Conceptualizing inequality in migration studies has never been an easy task. In this regards, Prof. Davies questioned, by using a social-class approach, the favorable perception often given those who successfully leave (migrants) compared to those who cannot. In some cases, for instance, such as in the UK or Bulgaria, even when a migrant becomes a citizen of the host country he or she always remains seen as a migrant, limiting their integration. In his speech, Prof. Davies discussed to what extent migration may be considered a privilege because, in some cases, law creates class differences, those who are mobile are sometimes considered a class apart.

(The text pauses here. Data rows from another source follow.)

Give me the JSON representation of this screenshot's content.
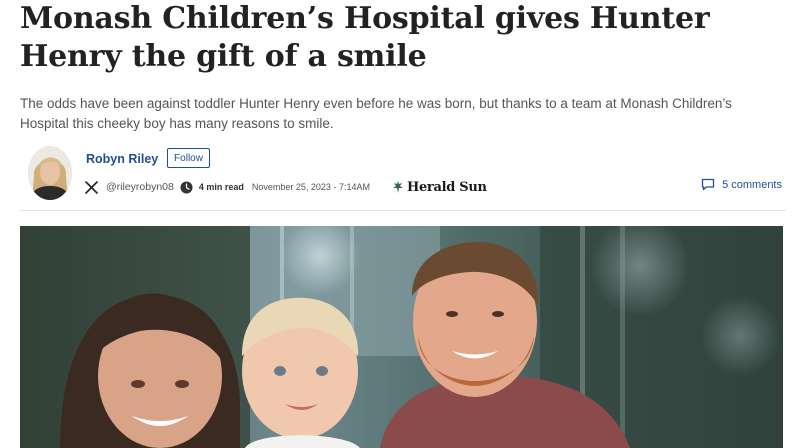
{
  "article": {
    "headline": "Monash Children’s Hospital gives Hunter Henry the gift of a smile",
    "standfirst": "The odds have been against toddler Hunter Henry even before he was born, but thanks to a team at Monash Children’s Hospital this cheeky boy has many reasons to smile."
  },
  "byline": {
    "author": "Robyn Riley",
    "follow_label": "Follow",
    "handle": "@rileyrobyn08",
    "read_time": "4 min read",
    "date": "November 25, 2023 - 7:14AM",
    "brand": "Herald Sun",
    "comments_label": "5 comments"
  },
  "icons": {
    "social": "x-icon",
    "time": "clock-icon",
    "comments": "comment-icon"
  },
  "colors": {
    "link": "#1f4f96",
    "headline": "#222222",
    "standfirst": "#555555"
  }
}
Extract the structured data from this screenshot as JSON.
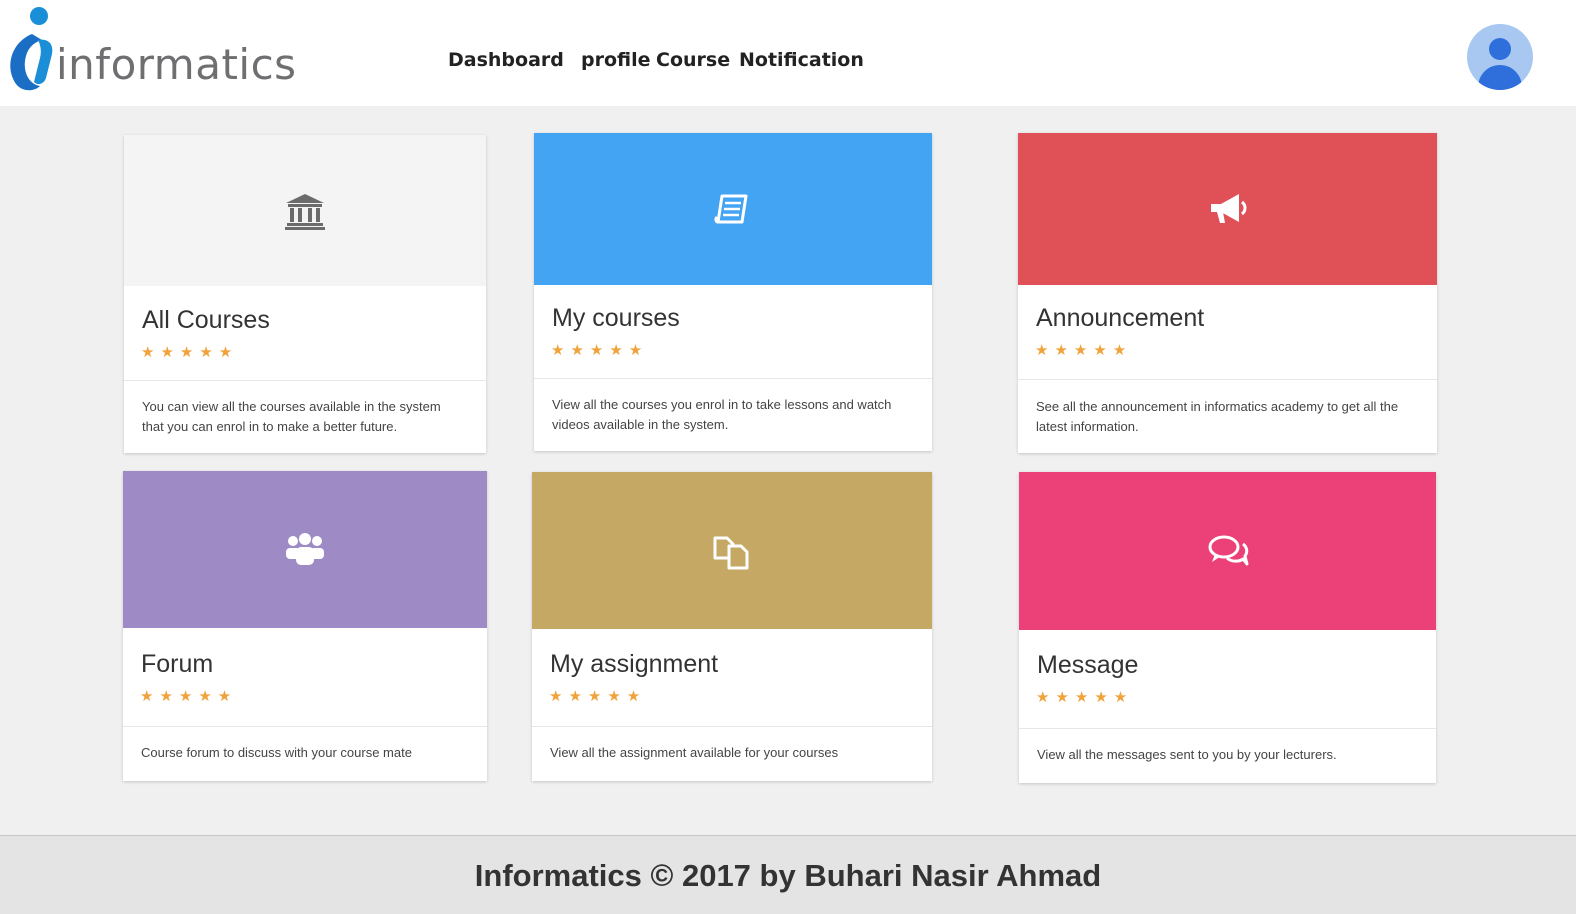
{
  "app": {
    "logo_text": "informatics"
  },
  "nav": {
    "items": [
      "Dashboard",
      "profile",
      "Course",
      "Notification"
    ]
  },
  "colors": {
    "all_courses": "#f4f4f4",
    "my_courses": "#44a4f4",
    "announcement": "#e05157",
    "forum": "#9e8bc6",
    "assignment": "#c4a864",
    "message": "#ec4079",
    "stars": "#f0a33b",
    "logo_blue": "#1a8fd8"
  },
  "cards": [
    {
      "title": "All Courses",
      "rating": "★★★★★",
      "icon": "bank-icon",
      "description": "You can view all the courses available in the system that you can enrol in to make a better future."
    },
    {
      "title": "My courses",
      "rating": "★★★★★",
      "icon": "book-icon",
      "description": "View all the courses you enrol in to take lessons and watch videos available in the system."
    },
    {
      "title": "Announcement",
      "rating": "★★★★★",
      "icon": "megaphone-icon",
      "description": "See all the announcement in informatics academy to get all the latest information."
    },
    {
      "title": "Forum",
      "rating": "★★★★★",
      "icon": "users-icon",
      "description": "Course forum to discuss with your course mate"
    },
    {
      "title": "My assignment",
      "rating": "★★★★★",
      "icon": "files-icon",
      "description": "View all the assignment available for your courses"
    },
    {
      "title": "Message",
      "rating": "★★★★★",
      "icon": "comments-icon",
      "description": "View all the messages sent to you by your lecturers."
    }
  ],
  "footer": {
    "text": "Informatics © 2017 by Buhari Nasir Ahmad"
  }
}
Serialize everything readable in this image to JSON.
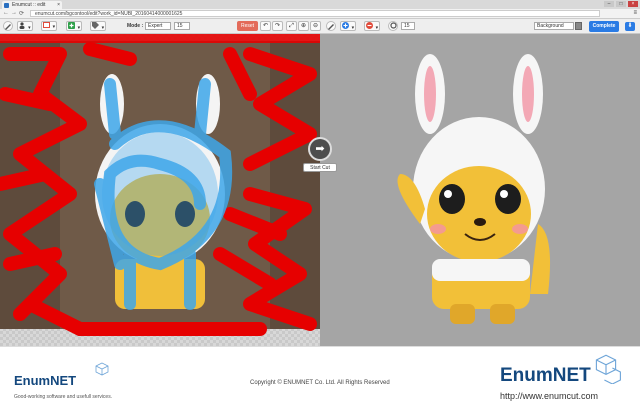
{
  "browser": {
    "tab_title": "Enumcut :: edit",
    "url": "enumcut.com/bgcontool/edit?work_id=NUBI_20160414000001625",
    "close_glyph": "×",
    "back_glyph": "←",
    "forward_glyph": "→",
    "reload_glyph": "⟳",
    "menu_glyph": "≡",
    "min_glyph": "–",
    "max_glyph": "□",
    "winclose_glyph": "×"
  },
  "toolbar": {
    "mode_label": "Mode :",
    "mode_value": "Expert",
    "brush_size": "15",
    "right_brush_size": "15",
    "reset_label": "Reset",
    "background_label": "Background",
    "complete_label": "Complete",
    "help_glyph": "⬇",
    "icons": [
      "brush-icon",
      "person-icon",
      "layer-icon",
      "add-icon",
      "tag-icon",
      "undo-icon",
      "redo-icon",
      "zoom-fit-icon",
      "zoom-in-icon",
      "zoom-out-icon",
      "plus-circle-icon",
      "minus-circle-icon",
      "brush-right-icon",
      "settings-icon"
    ]
  },
  "editor": {
    "start_cut_label": "Start Cut",
    "start_cut_glyph": "➡"
  },
  "footer": {
    "logo_left": "EnumNET",
    "tagline": "Good-working software and usefull services.",
    "copyright": "Copyright © ENUMNET Co. Ltd. All Rights Reserved",
    "logo_right": "EnumNET",
    "website": "http://www.enumcut.com"
  },
  "colors": {
    "foreground_mark": "#e60000",
    "background_mark": "#3ea7ea",
    "result_bg": "#a5a5a5",
    "accent": "#2a7be4",
    "reset": "#e36b5a",
    "brand": "#14487e"
  }
}
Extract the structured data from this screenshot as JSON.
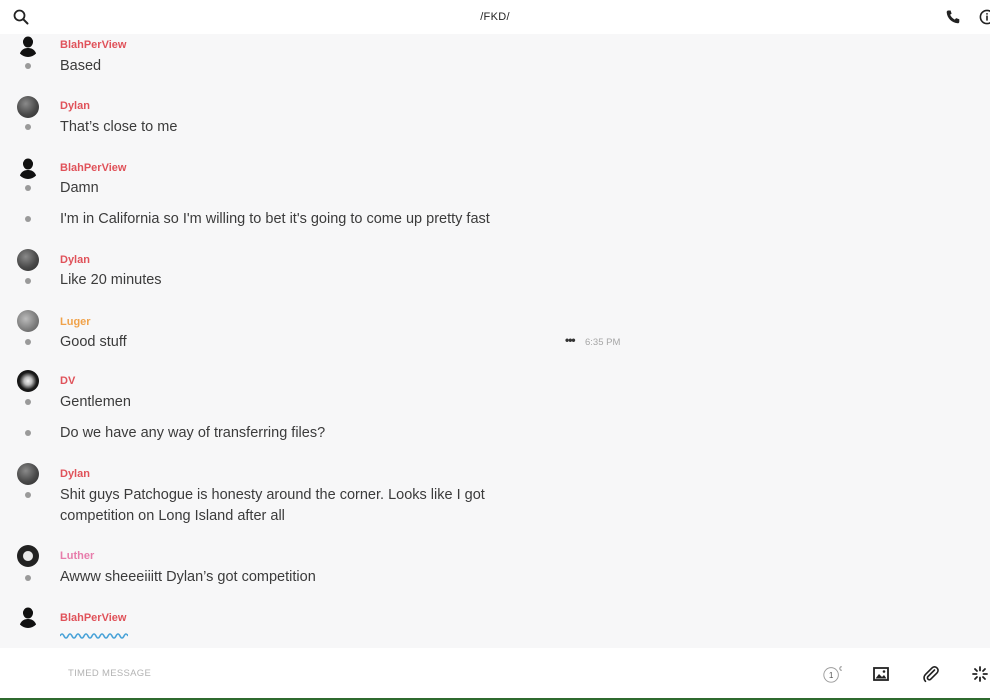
{
  "header": {
    "title": "/FKD/",
    "icons": [
      "search-icon",
      "phone-icon",
      "info-icon"
    ]
  },
  "colors": {
    "name_red": "#e0525a",
    "name_orange": "#f0a24a",
    "name_pink": "#e77cab",
    "typing_blue": "#4aa3d8"
  },
  "messages": [
    {
      "author": "BlahPerView",
      "lines": [
        "Based"
      ]
    },
    {
      "author": "Dylan",
      "lines": [
        "That’s close to me"
      ]
    },
    {
      "author": "BlahPerView",
      "lines": [
        "Damn",
        "I'm in California so I'm willing to bet it's going to come up pretty fast"
      ]
    },
    {
      "author": "Dylan",
      "lines": [
        "Like 20 minutes"
      ]
    },
    {
      "author": "Luger",
      "lines": [
        "Good stuff"
      ],
      "time": "6:35 PM"
    },
    {
      "author": "DV",
      "lines": [
        "Gentlemen",
        "Do we have any way of transferring files?"
      ]
    },
    {
      "author": "Dylan",
      "lines": [
        "Shit guys Patchogue is honesty around the corner. Looks like I got competition on Long Island after all"
      ]
    },
    {
      "author": "Luther",
      "lines": [
        "Awww sheeeiiitt Dylan’s got competition"
      ]
    },
    {
      "author": "BlahPerView",
      "typing": true
    }
  ],
  "composer": {
    "placeholder": "TIMED MESSAGE",
    "timer_value": "1",
    "timer_unit": "d",
    "icons": [
      "timer-icon",
      "image-icon",
      "attachment-icon",
      "sparkle-icon"
    ]
  }
}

 “What is inequality and what is privilege?”, Prof. Davies questioned, giving room to discussion amongst the audience.

Various approaches have been adopted to understand constitutional, substantive, procedural and process-oriented approaches to identifying European disintegration. In her speech, Ms. Mariana Mykyliuk  (University of Salzburg) referred to regulation gaps in the Schengen area to identify inequalities in the right to freedom of movement. We could advert that the covid crisis has uncovered unjustified discrimination responses to intra-mobility in the EU. Still public order and security remain as national competence of the Member States and in situation of crises there is a lack of common response. Her research gives room to future investigation about health policy competences in crisis management situations and how to avoid an overlapping to the freedom of movement.

Inequalities in mobility regulations’ narratives

Panel 13 “Inequality, global mobility and the EU” offered a rich discussion about recent regulation developments in migration in both national and EU levels. This Panel, chaired by Prof. Trauner (VUB), aimed to explore some aspects of recent developments in EU mobility, presenting different theoretical models. Presenters explained how the institutional framework both at the EU and national levels produces inequalities in migration phenomena. By exploring narratives about and around regulations, some interesting insights arise: some migration regulations do not fit with social inequalities and the “problèmatique” behind it.

At the EU level, Mr. Ahmad-Yar (VUB) analyzed past EU migration and asylum legal measures through the case study of the EU New Pact on Migration (NPM), comparing it with other past EU legal measures. The 2015-2016 crisis is taken as reference point where some legal measures such as the Refugee Emergency Relocation scheme were adopted in other to face up with the challenging situation. Through a comparison with other refugee emergency-related measures, the Pact, concluded Mr. Ahmad-Yar; misses the chance to focus on important issues such as external solidarity, root causes of migration or long-term programme for future migration challenges.

“The Pact is already challenged to respond the contemporary migration crisis”, Mr. Ahmad-Yar claimed

Turning the discussion to labour migration, Prof. Susanne K. Schmidt (University of Bremen) presented the cases of Poland and Slovenia to put on the floor an analysis about Western-Eastern countries’ relationship in third-country posting. Making an intra-comparison among Eastern countries, Slovenia seems more cooperative towards Western demands to restrict access to visas; on the other hand, Poland appears to have less constraints when it comes to granting visas, thus increasing the capital-labour conflict between the West and the East as Eastern region heterogeneity on this issue may appear to be a problem.

There are no expectations about Eastern Member States to curb third-country posting, said Prof. Schmidt.

Last but not least, Ms. Ayesha Riaz (Queen Mary University of London) explained thorough a comprehensive presentation how in the UK  legal aid regulations have been developing in relation to asylum seekers and undocumented/irregular migrants. Based on historical frames (from 1945 to 2020), we can see how bureaucratization has increased, leading to transforming solicitors into civil servants.

Recently, some external factors such as Covid crisis has led to less bureaucracy and more flexibility in the procedures related to client signatures and office requirements, said Ms Riaz.